ACTIVITY
Search the material below for the word "label" and copy every line in which it occurs.
━━━ PROVIDED MATERIAL
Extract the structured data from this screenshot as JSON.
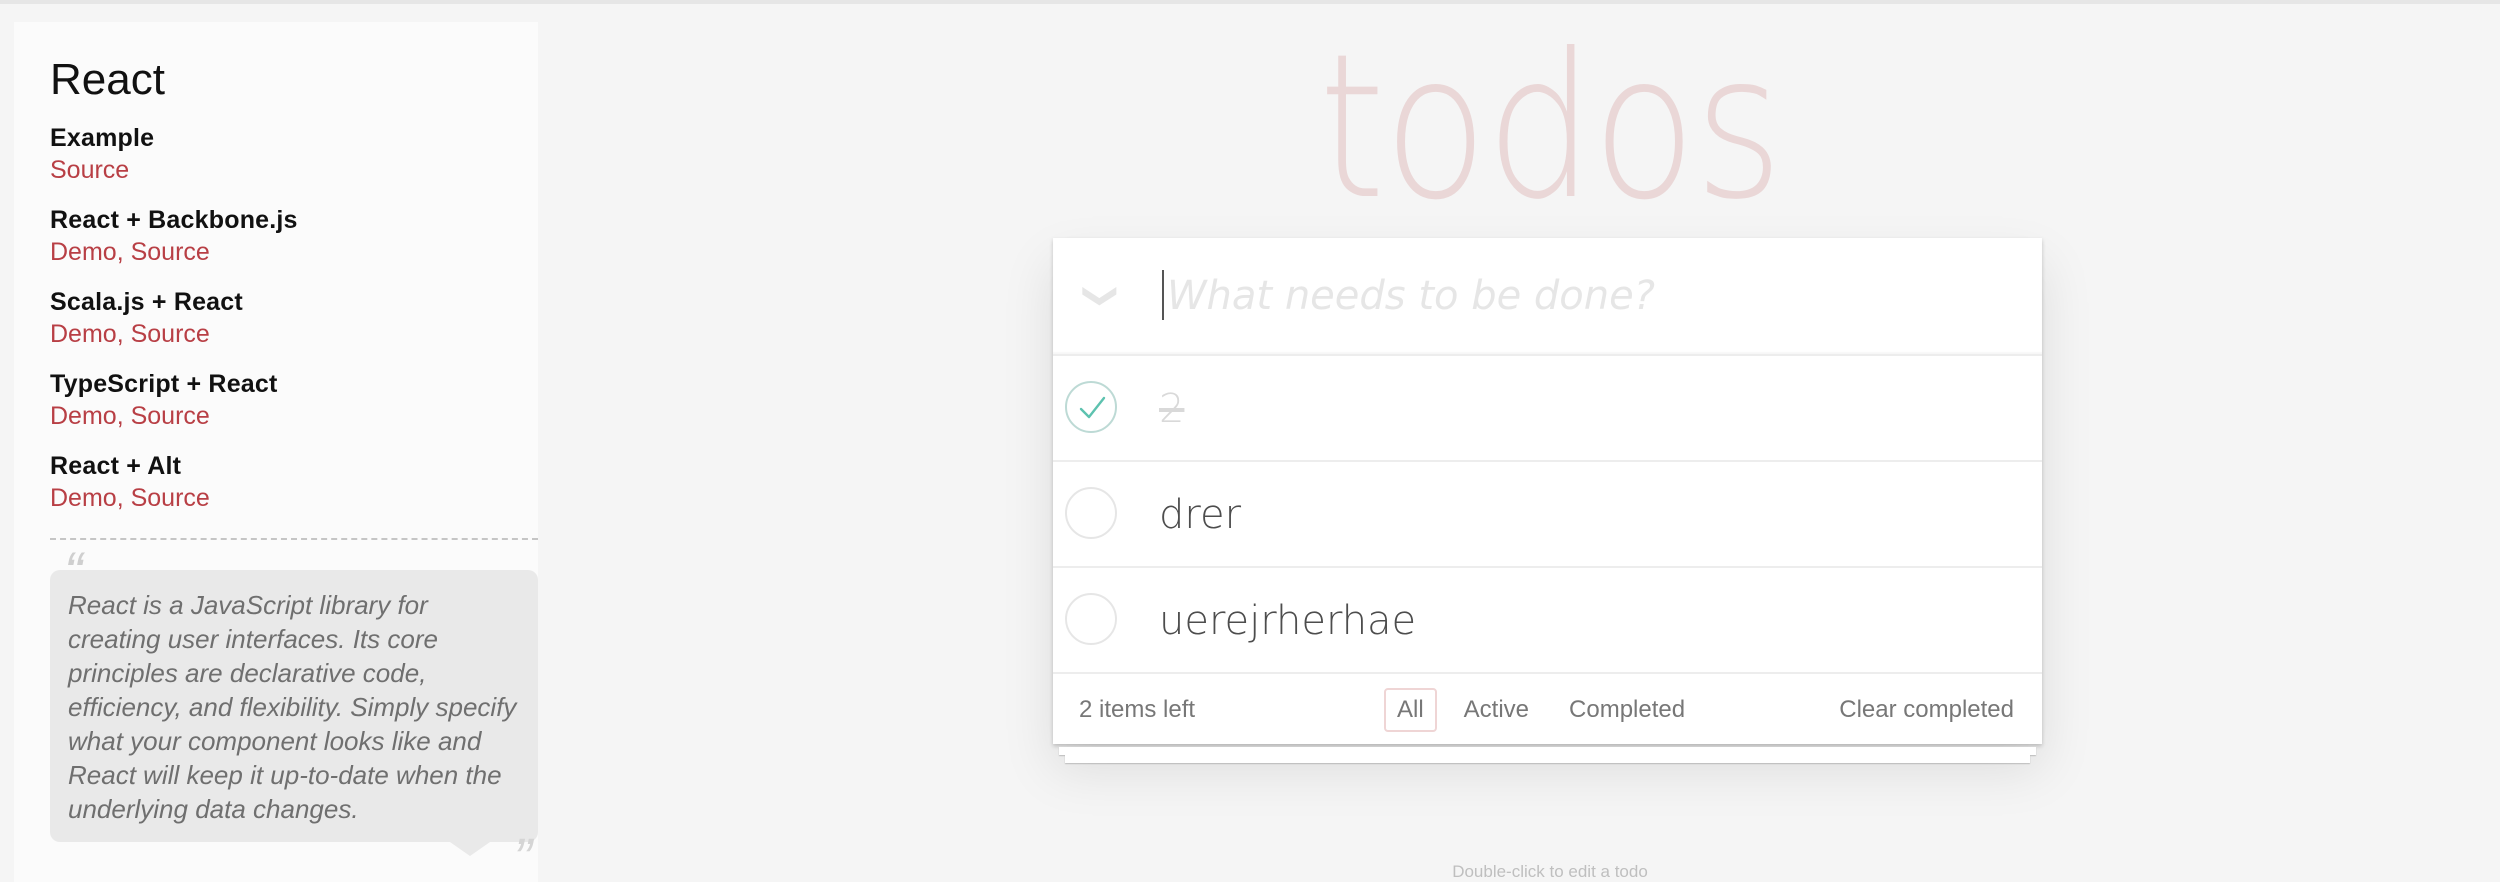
{
  "sidebar": {
    "title": "React",
    "examples": [
      {
        "name": "Example",
        "links": [
          "Source"
        ]
      },
      {
        "name": "React + Backbone.js",
        "links": [
          "Demo",
          "Source"
        ]
      },
      {
        "name": "Scala.js + React",
        "links": [
          "Demo",
          "Source"
        ]
      },
      {
        "name": "TypeScript + React",
        "links": [
          "Demo",
          "Source"
        ]
      },
      {
        "name": "React + Alt",
        "links": [
          "Demo",
          "Source"
        ]
      }
    ],
    "quote": "React is a JavaScript library for creating user interfaces. Its core principles are declarative code, efficiency, and flexibility. Simply specify what your component looks like and React will keep it up-to-date when the underlying data changes.",
    "quote_open": "“",
    "quote_close": "”"
  },
  "app": {
    "title": "todos",
    "toggle_all_glyph": "❯",
    "new_todo_placeholder": "What needs to be done?",
    "todos": [
      {
        "label": "2",
        "completed": true
      },
      {
        "label": "drer",
        "completed": false
      },
      {
        "label": "uerejrherhae",
        "completed": false
      }
    ],
    "footer": {
      "count": "2 items left",
      "filters": [
        "All",
        "Active",
        "Completed"
      ],
      "selected_filter": "All",
      "clear": "Clear completed"
    },
    "info": "Double-click to edit a todo"
  },
  "colors": {
    "link": "#b83f45",
    "title": "rgba(175,47,47,0.15)",
    "check": "#5dc2af"
  }
}
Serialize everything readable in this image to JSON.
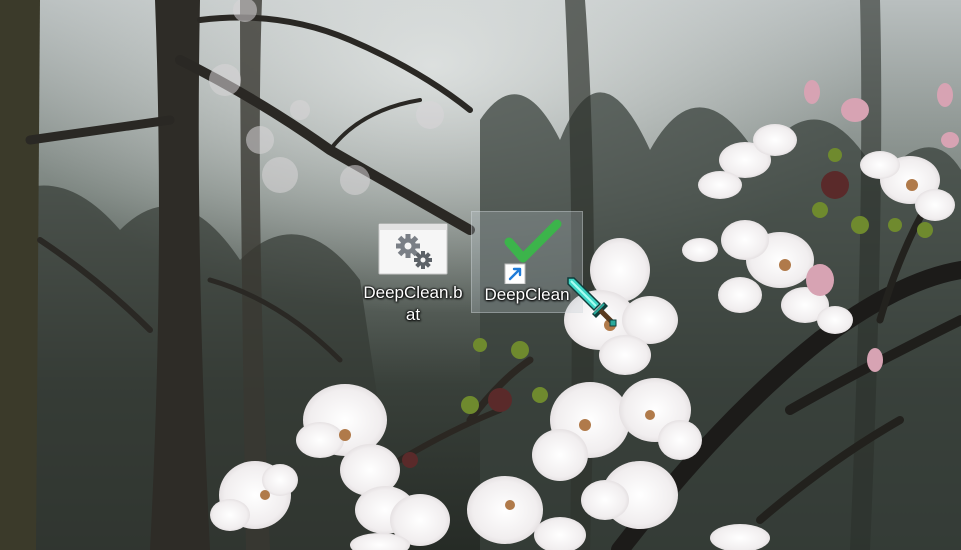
{
  "desktop": {
    "icons": [
      {
        "label": "DeepClean.bat",
        "icon": "batch-file-gears-icon",
        "selected": false
      },
      {
        "label": "DeepClean",
        "icon": "green-checkmark-shortcut-icon",
        "selected": true
      }
    ],
    "cursor": {
      "icon": "diamond-sword-cursor-icon"
    }
  },
  "colors": {
    "check_green": "#3cb44b",
    "shortcut_arrow": "#1e7bd8",
    "gear_gray": "#7a7f86",
    "sword_cyan": "#3fd6c6"
  }
}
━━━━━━
OUTPUT
        "label": "2",
        "label": "drer",
        "label": "uerejrherhae",
        "label": "DeepClean.bat",
        "label": "DeepClean",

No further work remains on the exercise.